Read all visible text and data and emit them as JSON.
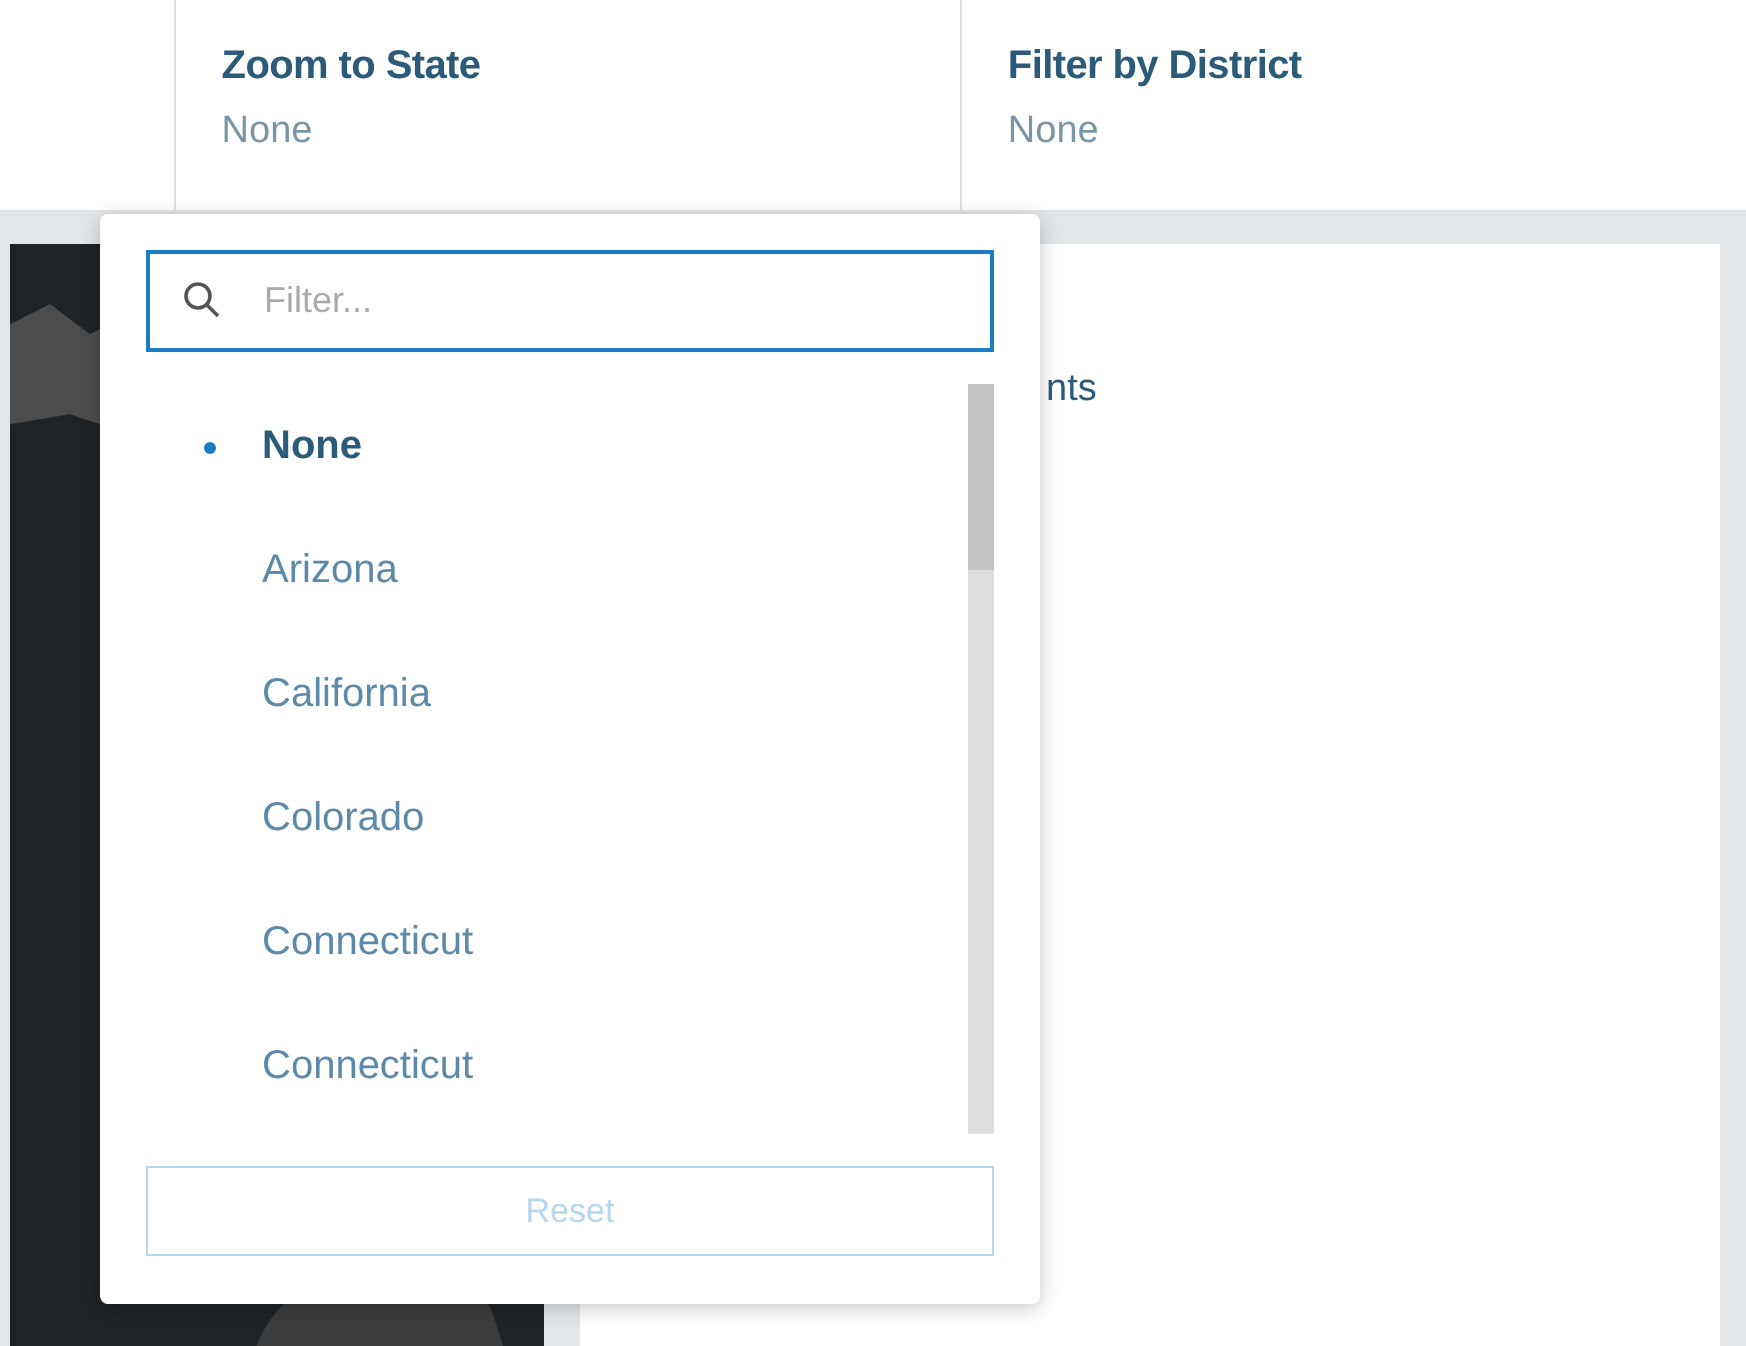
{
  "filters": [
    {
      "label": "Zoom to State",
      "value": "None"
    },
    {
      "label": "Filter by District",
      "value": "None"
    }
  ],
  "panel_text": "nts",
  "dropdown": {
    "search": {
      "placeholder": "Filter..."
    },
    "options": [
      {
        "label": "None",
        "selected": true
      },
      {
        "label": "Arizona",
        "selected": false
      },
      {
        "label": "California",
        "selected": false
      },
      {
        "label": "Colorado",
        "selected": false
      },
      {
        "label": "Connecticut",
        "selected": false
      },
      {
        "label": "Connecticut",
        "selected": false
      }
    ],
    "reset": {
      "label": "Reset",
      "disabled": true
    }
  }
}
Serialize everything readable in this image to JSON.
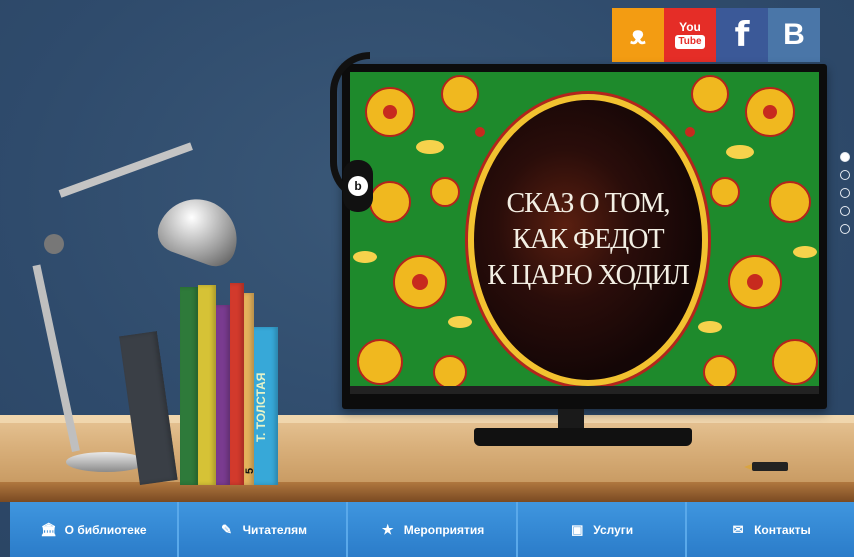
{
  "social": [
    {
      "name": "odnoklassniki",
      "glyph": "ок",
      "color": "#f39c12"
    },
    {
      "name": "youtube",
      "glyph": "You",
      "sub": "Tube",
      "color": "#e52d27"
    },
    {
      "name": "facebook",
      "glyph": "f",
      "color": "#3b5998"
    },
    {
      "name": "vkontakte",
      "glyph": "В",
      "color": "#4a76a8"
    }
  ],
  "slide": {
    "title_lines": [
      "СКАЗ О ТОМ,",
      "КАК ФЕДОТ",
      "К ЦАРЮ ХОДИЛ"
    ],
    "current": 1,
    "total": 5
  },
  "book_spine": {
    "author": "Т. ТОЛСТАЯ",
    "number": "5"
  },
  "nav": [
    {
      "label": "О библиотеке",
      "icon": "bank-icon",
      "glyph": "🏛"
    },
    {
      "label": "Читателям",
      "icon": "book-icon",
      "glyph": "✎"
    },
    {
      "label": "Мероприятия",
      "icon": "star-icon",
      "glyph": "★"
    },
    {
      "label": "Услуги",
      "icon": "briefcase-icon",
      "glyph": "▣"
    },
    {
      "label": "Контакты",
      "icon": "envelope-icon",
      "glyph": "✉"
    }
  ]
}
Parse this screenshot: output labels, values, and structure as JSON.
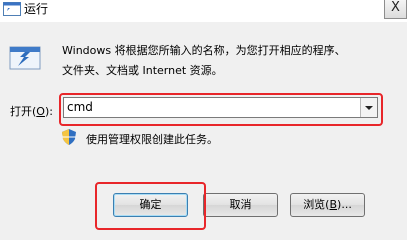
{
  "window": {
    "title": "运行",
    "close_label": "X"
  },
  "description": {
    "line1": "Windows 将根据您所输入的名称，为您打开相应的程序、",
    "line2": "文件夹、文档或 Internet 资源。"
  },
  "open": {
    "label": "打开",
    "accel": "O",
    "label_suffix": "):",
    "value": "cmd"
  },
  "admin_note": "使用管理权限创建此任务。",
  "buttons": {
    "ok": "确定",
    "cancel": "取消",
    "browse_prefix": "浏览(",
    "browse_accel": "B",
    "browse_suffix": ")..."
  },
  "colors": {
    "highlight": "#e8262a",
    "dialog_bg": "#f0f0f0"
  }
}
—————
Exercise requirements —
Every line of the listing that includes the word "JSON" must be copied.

Answer space —
Read all visible text and data and emit them as JSON.
Serialize everything readable in this image to JSON.
Parse this screenshot: output labels, values, and structure as JSON.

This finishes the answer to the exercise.